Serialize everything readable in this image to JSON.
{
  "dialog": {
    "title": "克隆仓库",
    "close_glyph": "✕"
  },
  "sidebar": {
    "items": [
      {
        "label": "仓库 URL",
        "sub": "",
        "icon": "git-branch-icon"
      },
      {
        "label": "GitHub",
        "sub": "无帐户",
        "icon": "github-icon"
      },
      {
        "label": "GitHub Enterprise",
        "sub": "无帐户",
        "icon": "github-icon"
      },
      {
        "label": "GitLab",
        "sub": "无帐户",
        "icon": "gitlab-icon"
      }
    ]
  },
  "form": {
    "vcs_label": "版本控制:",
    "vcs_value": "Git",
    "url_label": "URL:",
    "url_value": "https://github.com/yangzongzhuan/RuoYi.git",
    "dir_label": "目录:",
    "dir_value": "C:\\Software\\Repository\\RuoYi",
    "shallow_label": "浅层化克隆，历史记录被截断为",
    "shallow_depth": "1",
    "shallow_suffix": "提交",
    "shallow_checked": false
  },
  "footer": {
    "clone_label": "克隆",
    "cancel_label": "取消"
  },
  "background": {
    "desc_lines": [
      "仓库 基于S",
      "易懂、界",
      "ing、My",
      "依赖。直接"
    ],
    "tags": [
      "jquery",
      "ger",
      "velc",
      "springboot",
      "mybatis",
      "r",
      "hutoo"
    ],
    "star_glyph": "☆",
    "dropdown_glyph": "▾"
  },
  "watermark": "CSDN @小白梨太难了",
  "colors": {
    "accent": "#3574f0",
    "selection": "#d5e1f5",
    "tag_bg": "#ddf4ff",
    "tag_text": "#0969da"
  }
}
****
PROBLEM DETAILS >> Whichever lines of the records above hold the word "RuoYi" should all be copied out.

PROBLEM SOLUTION >>
    "url_value": "https://github.com/yangzongzhuan/RuoYi.git",
    "dir_value": "C:\\Software\\Repository\\RuoYi",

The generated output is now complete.